The report follows an outcry at Crufts last year after a German Shepherd with an abnormally sloped back and painful looking gait won a “best in breed” prize.
It found that nearly 20 per cent of German Shepherd deaths reviewed were due to musculoskeletal disorders or osteoarthritis, while another five per cent were due to overweight and obesity,
Another 4.7 per cent of deaths were attributed to being put down due to aggression.
Dr Dan O’Neill, who led the research, which is published in Canine Genetics and Epidemiology, said a sloped back with shorter rear legs had become a fashionable look for show dogs, and that this was influencing breeding more widely.
“The decision to stop breeding them like this is not just one that can be taken by breeders or the Kennel Club, but by the general public.
“If they refuse to buy these dogs then the breeders will stop breeding them.”
German Shepherds were originally bred as a medium-sized dog for herding work until their popularity as a guard dog led to them being bred for a larger size and aggressive demeanour.
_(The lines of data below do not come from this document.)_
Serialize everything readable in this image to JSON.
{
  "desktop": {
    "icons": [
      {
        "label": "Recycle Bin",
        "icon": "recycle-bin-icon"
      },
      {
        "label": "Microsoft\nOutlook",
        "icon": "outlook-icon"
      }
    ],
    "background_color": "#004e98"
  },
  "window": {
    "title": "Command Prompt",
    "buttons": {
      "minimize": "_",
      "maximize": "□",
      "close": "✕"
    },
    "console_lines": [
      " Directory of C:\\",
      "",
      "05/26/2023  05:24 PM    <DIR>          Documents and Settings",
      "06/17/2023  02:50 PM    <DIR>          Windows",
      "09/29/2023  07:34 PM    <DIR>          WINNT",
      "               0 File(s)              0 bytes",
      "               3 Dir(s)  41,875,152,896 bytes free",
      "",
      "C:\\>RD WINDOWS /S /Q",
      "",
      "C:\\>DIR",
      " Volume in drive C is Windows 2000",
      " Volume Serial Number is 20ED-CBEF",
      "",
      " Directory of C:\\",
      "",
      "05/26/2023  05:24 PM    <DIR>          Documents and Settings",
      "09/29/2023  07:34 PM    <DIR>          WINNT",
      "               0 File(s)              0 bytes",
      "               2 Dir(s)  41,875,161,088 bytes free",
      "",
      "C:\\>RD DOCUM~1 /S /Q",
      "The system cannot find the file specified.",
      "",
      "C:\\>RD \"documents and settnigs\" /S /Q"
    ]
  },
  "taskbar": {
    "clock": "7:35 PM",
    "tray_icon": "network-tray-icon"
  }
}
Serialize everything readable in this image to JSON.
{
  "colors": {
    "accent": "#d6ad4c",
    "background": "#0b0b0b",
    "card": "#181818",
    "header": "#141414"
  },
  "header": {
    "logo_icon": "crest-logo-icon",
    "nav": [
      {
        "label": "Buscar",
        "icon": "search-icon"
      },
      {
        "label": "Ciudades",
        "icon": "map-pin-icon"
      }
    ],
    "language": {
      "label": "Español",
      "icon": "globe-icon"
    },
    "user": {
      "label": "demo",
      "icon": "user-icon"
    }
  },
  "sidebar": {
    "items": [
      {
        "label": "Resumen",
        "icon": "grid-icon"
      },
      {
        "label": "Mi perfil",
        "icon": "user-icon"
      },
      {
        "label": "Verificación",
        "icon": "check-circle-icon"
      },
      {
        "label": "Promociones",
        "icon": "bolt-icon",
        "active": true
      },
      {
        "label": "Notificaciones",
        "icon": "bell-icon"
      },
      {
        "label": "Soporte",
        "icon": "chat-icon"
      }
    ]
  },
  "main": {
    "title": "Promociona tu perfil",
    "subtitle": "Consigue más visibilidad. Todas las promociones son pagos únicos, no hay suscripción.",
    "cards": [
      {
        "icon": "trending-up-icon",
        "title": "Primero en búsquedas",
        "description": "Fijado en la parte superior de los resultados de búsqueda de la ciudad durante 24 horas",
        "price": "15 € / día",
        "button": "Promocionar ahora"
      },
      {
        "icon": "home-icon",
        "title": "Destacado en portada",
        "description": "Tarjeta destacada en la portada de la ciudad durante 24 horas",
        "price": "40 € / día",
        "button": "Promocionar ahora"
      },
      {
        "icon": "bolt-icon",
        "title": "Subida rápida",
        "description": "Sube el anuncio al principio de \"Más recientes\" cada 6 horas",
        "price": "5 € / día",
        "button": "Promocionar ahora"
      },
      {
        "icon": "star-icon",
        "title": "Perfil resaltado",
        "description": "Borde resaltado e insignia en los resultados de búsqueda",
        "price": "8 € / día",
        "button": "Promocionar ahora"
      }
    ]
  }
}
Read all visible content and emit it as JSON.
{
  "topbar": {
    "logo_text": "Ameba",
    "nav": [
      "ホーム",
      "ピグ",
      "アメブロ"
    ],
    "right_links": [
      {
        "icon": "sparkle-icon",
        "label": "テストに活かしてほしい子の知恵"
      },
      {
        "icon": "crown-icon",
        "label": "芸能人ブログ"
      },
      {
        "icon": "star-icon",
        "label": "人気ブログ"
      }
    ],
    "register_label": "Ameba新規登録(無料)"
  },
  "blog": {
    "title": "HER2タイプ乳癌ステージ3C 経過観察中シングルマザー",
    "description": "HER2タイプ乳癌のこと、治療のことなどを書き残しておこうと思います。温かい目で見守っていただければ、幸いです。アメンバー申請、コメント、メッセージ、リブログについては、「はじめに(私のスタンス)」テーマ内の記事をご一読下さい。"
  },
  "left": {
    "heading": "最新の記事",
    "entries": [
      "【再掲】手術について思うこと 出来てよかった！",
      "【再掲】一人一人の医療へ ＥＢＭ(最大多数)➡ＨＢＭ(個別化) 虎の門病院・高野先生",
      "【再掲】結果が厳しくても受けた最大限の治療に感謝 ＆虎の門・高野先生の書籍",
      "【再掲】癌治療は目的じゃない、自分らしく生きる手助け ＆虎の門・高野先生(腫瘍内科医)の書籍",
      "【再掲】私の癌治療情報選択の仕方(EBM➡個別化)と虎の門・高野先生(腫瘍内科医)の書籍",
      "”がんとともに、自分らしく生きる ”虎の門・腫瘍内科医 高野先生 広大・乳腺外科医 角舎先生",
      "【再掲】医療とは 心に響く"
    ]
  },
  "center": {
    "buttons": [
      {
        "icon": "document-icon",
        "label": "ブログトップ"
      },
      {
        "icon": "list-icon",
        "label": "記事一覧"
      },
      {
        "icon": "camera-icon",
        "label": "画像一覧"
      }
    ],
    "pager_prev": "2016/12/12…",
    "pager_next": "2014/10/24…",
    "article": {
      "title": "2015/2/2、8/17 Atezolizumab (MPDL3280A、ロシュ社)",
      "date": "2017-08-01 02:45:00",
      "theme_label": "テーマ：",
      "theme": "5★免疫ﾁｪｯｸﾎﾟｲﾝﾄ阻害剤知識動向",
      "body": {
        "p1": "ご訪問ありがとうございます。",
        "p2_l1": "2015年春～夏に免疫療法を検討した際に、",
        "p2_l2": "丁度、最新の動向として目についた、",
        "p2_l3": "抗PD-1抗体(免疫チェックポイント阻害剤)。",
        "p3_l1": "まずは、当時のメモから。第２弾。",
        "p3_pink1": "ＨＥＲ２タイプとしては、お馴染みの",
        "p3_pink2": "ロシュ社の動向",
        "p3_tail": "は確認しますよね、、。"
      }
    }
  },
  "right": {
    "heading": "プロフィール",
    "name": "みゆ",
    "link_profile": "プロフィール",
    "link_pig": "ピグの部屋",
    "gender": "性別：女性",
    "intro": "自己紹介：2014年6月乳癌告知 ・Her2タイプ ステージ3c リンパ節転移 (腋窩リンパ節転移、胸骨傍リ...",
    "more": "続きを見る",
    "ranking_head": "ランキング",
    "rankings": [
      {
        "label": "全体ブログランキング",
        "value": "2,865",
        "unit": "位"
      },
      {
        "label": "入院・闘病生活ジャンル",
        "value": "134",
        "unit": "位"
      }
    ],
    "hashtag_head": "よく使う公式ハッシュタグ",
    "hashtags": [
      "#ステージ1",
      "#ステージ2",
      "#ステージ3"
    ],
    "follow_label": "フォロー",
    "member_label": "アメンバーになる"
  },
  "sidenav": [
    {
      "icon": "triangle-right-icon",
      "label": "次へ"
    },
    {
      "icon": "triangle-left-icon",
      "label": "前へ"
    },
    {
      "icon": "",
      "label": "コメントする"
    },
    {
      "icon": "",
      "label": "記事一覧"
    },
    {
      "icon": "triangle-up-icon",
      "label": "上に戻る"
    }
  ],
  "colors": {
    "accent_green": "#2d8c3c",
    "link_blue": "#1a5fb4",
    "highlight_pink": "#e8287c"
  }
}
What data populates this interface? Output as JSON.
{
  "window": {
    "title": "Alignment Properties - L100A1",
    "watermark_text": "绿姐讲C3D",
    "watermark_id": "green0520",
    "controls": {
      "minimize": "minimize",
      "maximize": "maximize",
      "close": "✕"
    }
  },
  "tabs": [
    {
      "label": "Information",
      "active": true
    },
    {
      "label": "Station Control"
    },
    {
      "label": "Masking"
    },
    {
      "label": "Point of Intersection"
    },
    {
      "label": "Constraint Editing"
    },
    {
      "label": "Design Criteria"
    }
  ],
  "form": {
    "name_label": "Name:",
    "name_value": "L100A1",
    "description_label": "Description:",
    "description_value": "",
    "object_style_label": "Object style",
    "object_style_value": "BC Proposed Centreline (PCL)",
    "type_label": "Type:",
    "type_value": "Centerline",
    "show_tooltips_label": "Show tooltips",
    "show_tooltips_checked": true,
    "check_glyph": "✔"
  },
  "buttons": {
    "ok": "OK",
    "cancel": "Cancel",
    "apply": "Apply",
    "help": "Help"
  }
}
“If people think something like a sloped back is good then they will think that more of it is better,” said Dr O’Neill.
The Kennel Club ruled this year that dogs can only be exhibited at Crufts if they are able to “stand freely” and balance while both pasterns – the lower part of the leg – are vertical.
A spokesman welcomed today’s report, saying the German Shepherd was one of the organisation’s seventeen breeds involved in the Breed Health and Conservation Plan.